ACTING CHAIR LIPNIC: Thank you Commissioner Burrows. We all always have more questions that we want to ask. So, I want to once again thank all of you for your participation in today's meeting. You've brought invaluable insights into our work. And again, we appreciate the time and effort you've put into this.

Before we adjourn, I will note that the Commission will hold the meeting record open for 15 days. And we invite members of the public to submit written comments on any issues or matters discussed at this meeting. Those comments may be mailed to Commission Meeting, EEOC Executive Officer, 131 M Street Northeast, Washington, DC 20507, or emailed to commissionmeetingcomments@eeoc.gov. Commission meeting comments is all one word in the email address. All comments will be made available to members of the Commission, and to Commission staff working on the matters discussed at the meeting. In addition, comments may be disclosed to the public. And by providing comments and response to this solicitation, you are consenting to their use and consideration by the Commission, and to their public dissemination. Accordingly, please do not include any information in submitted comments that you would not want made public, such as your home address, telephone number, et cetera. Also note, when comments are submitted by email, the sender's email address automatically appears on the message.

Again, I want to thank the witnesses. And I especially want to thank my colleagues for their engagement on this topic. And at this time, is there a motion to adjourn?

COMMISSIONER FELDBLUM: I move to adjourn.

ACTING CHAIR LIPNIC: Second?

COMMISSIONER YANG: Second.

ACTING CHAIR LIPNIC: All in favor?

(Chorus of ayes)

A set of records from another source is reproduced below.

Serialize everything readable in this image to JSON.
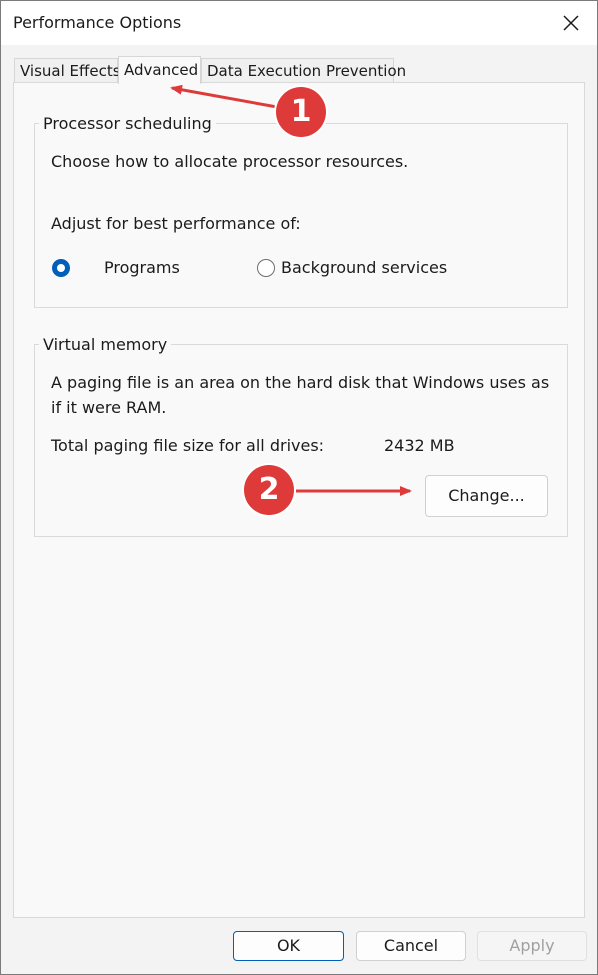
{
  "window": {
    "title": "Performance Options"
  },
  "tabs": [
    {
      "label": "Visual Effects"
    },
    {
      "label": "Advanced"
    },
    {
      "label": "Data Execution Prevention"
    }
  ],
  "processor": {
    "group_label": "Processor scheduling",
    "description": "Choose how to allocate processor resources.",
    "adjust_label": "Adjust for best performance of:",
    "options": [
      {
        "label": "Programs",
        "selected": true
      },
      {
        "label": "Background services",
        "selected": false
      }
    ]
  },
  "virtual_memory": {
    "group_label": "Virtual memory",
    "description_line1": "A paging file is an area on the hard disk that Windows uses as",
    "description_line2": "if it were RAM.",
    "total_label": "Total paging file size for all drives:",
    "total_value": "2432 MB",
    "change_button": "Change..."
  },
  "footer": {
    "ok": "OK",
    "cancel": "Cancel",
    "apply": "Apply"
  },
  "annotations": [
    {
      "number": "1"
    },
    {
      "number": "2"
    }
  ],
  "colors": {
    "annotation": "#de3a3a",
    "accent": "#005fb8"
  }
}
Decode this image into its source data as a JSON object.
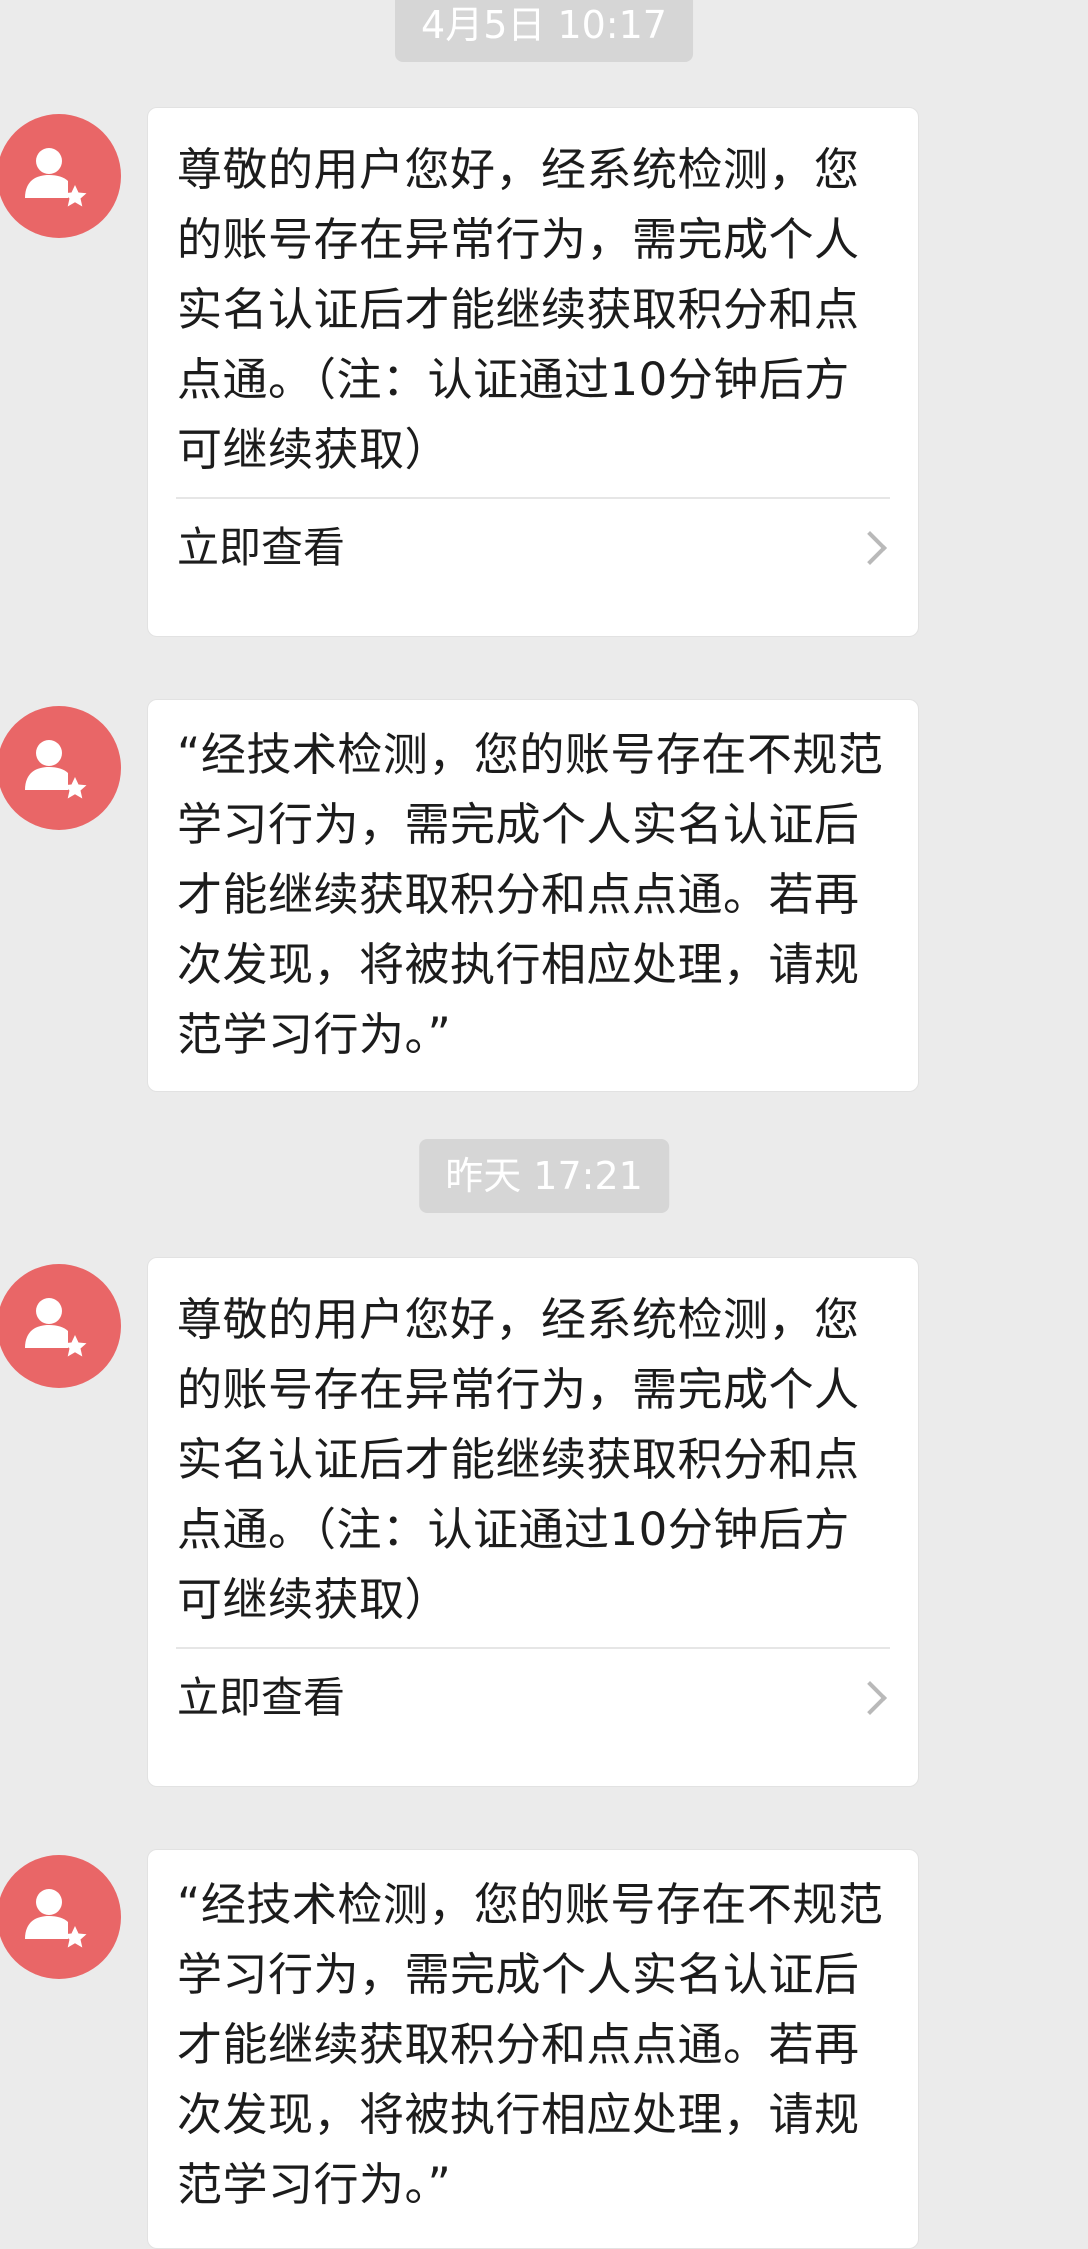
{
  "timestamps": [
    "4月5日  10:17",
    "昨天  17:21"
  ],
  "messages": [
    {
      "text": "尊敬的用户您好，经系统检测，您的账号存在异常行为，需完成个人实名认证后才能继续获取积分和点点通。（注：认证通过10分钟后方可继续获取）",
      "action": "立即查看"
    },
    {
      "text": "“经技术检测，您的账号存在不规范学习行为，需完成个人实名认证后才能继续获取积分和点点通。若再次发现，将被执行相应处理，请规范学习行为。”"
    },
    {
      "text": "尊敬的用户您好，经系统检测，您的账号存在异常行为，需完成个人实名认证后才能继续获取积分和点点通。（注：认证通过10分钟后方可继续获取）",
      "action": "立即查看"
    },
    {
      "text": "“经技术检测，您的账号存在不规范学习行为，需完成个人实名认证后才能继续获取积分和点点通。若再次发现，将被执行相应处理，请规范学习行为。”"
    }
  ],
  "icons": {
    "avatar": "user-star-icon",
    "chevron": "chevron-right-icon"
  },
  "colors": {
    "avatar_bg": "#e96667",
    "page_bg": "#ebebeb",
    "bubble_bg": "#ffffff",
    "timestamp_bg": "#d6d6d6"
  }
}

ACTING CHAIR LIPNIC: Opposed? Thank you. The meeting is adjourned.

(Whereupon, the above.entitled matter went off the record at 12:25 p.m.)